I’m not altogether sure why I’m doing this but somehow feel that, on behalf of my nation, I ought to offer apologies to the rest of the world for yesterday’s disgraceful behavior in our nation’s capitol. I fear that such antics do after all reflect who we are – what we have become – rather than who we used to be. They’ve made us, the land of my birth, the laughingstock of many if not most other nations.
Some of those involved may vainly grope for excuses and may cite infringement upon personal liberty by things like Coronavirus lockdowns, mandatory wearing of masks, etc.. Such things do not wash with me.
At least the FBI are doing their job and are hoovering up all film, video and airline passenger lists that may lead to more arrests. As of this moment, they’ve already nabbed 52 people, more than I’ve seen arrested in any civil unrest before now. It’s also worth noting that, in two weeks, we’ll have a new President and a whole new Government who, hopefully, will bend their efforts to putting this sort of nonsense to bed once and for all.
Again, I apologize to all for any irritation, anger or whatever caused by this humiliating lapse within the United States of America by my fellow citizens.
This morning I received a message from an acquaintance, a woman in her 70s who grew up between Britain and Hunland. She asked me for my opinion on Adolfina Honecker’s, I mean, Angela Merkel’s, China deal. Having been distracted with other things recently, I hadn’t heard about it. (Funny how real life and work tend to get in the way of things) I took a Captain Cook and was amused.
Amused. Yes, I was amused. The EU will now increasingly become reliant on China. Had this been 20 years ago, I would have been more forgiving. Even 10 years ago one could have been relatively forgiving. After all, Jiang Zemin and Hu Jintao followed Deng Xiaoping’s maxim that China’s initials “PRC” should serve as an acronym for its foreign policy: please remain calm. Under Deng and his hand-picked successors, China sought to position itself as a stable, doveish but assertive alternative to an often histrionic United States. As the 1990s came to a close and the USA engaged in a catastrophic series of wars and foreign policy blunders after 9/11, Deng’s call bore fruit.
Here for starters is a listing of all the countries – large or small -that I’ve previously visited outside the UK, organized roughly north to south where Europe and Africa are concerned.
1. Finland (inc. Ivalo, 200 miles north of Arctic Circle) 2. Sweden (to verbally examine a PhD candidate’s thesis in public!) 3. Denmark (Copenhagen – somewhat disappointing) 4. Germany (Berlin especially memorable) 5. Netherlands 6. Belgium (Bruges highly memorable). 7. France (8 years full-time residence in historic port-town of Antibes on the Riviera, approx halfway between Cannes and Nice).
Historic country, vast array of scenery, but something lacking tourist-wise – lack of communication, joie de vivre?).
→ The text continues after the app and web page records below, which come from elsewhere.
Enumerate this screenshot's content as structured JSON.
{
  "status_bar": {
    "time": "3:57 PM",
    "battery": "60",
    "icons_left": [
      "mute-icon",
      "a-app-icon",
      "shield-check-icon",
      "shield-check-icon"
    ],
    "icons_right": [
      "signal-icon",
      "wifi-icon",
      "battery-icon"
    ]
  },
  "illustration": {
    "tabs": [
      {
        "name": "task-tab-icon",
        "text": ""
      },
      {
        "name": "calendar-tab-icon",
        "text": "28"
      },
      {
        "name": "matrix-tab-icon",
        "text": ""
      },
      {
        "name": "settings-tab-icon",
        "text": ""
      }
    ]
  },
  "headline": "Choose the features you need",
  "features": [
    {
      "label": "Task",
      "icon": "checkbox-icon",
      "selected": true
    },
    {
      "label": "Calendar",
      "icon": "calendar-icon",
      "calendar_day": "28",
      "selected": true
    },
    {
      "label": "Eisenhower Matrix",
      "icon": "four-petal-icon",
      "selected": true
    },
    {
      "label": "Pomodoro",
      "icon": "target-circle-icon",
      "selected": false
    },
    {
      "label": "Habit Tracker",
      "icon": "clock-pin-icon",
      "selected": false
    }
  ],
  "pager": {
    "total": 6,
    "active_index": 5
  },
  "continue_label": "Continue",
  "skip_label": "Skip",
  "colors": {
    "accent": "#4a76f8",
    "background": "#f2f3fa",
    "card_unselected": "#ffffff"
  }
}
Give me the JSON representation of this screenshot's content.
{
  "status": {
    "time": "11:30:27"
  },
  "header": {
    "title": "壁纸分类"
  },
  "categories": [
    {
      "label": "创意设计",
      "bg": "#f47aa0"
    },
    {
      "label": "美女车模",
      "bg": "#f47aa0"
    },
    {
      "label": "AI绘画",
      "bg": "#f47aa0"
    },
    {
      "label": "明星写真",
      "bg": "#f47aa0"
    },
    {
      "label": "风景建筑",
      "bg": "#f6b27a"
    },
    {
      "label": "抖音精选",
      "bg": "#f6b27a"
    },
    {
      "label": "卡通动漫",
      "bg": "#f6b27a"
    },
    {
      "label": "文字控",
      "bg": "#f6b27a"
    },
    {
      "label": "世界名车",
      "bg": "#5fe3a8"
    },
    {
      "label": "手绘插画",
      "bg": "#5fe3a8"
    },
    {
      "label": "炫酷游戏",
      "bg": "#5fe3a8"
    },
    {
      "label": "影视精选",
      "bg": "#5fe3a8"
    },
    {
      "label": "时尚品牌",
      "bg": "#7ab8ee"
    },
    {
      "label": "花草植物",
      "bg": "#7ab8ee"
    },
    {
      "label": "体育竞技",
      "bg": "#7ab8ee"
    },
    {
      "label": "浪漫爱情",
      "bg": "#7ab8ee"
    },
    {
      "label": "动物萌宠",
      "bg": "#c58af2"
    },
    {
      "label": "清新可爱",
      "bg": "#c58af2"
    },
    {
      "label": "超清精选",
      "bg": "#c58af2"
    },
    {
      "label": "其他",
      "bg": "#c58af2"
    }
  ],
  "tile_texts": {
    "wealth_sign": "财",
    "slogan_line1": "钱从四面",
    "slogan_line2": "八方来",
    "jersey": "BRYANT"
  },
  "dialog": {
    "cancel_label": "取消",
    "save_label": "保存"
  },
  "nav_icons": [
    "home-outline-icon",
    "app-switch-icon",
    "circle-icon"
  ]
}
Germany is a special place, special in the nest of three-headed, phosphorescent rats on the shores of Lake Karachay sense. Germany can be difficult to stomach at the best of times. After all, even seemingly mundane matters can give those of us with distinctly Anglo-Saxon leanings fits of the vapours. For example, in order to be enrolled in a “Krankenkasse”, I was instructed to provide a copy of my British health insurance card that does not exist. They were well aware that prior to my descent into madness, I mean, move to Germany, I had been living in the United Kingdom. They were also aware that there is no British health insurance card. Yet they requested it anyway.
For ages now, I’ve felt it best to avoid discussing, except with people with whom one is really really close, two subjects: politics and religion. At this moment, therefore, I’ll confine my comments to saying that I’m incredibly glad that the USA election process has finally come to an apparent end.
Oh, sure, there will no doubt be recounts and even some lawsuits to follow but, the latter being baseless so far as I’ve seen, I’m prepared to accept them as a form of entertainment rather than being annoyed by any intrusion into my alleged mind. Any recounts should go quickly because, with the time-consuming work of signature verification and postmark checking already done, the ballots will need only a trip through a high-speed scanning/sorting machine. What’s most upset me has been the endless yammering of media types, the odd preemption of favorite TV programs, often conflicting and largely incorrect poll results, etc., etc.. In particular, I swear that the CNN people must be paid by the word. I got to the point of almost not caring who would win the Presidential election, just so long as there was no more talking about it.
Let quiet reign, that I may finally sleep soundly. At least until the riots start. Yes, that’s right, the authorities expect that “civil unrest” may break out in Seattle, Portland and a number of other cities. Why all those people want to go out and cause trouble is beyond me, but then that’s a subject for another posting.
I have a particular luxury. Working online, I can get by reasonably comfortably with a part-time job to supplement my income. I’ve had some informal chats with employers in Portugal about working part-time as an English tutor. The three regions where I have the greatest chances are Porto, Lisbon and the Algarve. Could you please give me some general advice? Things are still embryonic and I’ve also heard some positive noises out of Arizona but I’d like to consider all my options.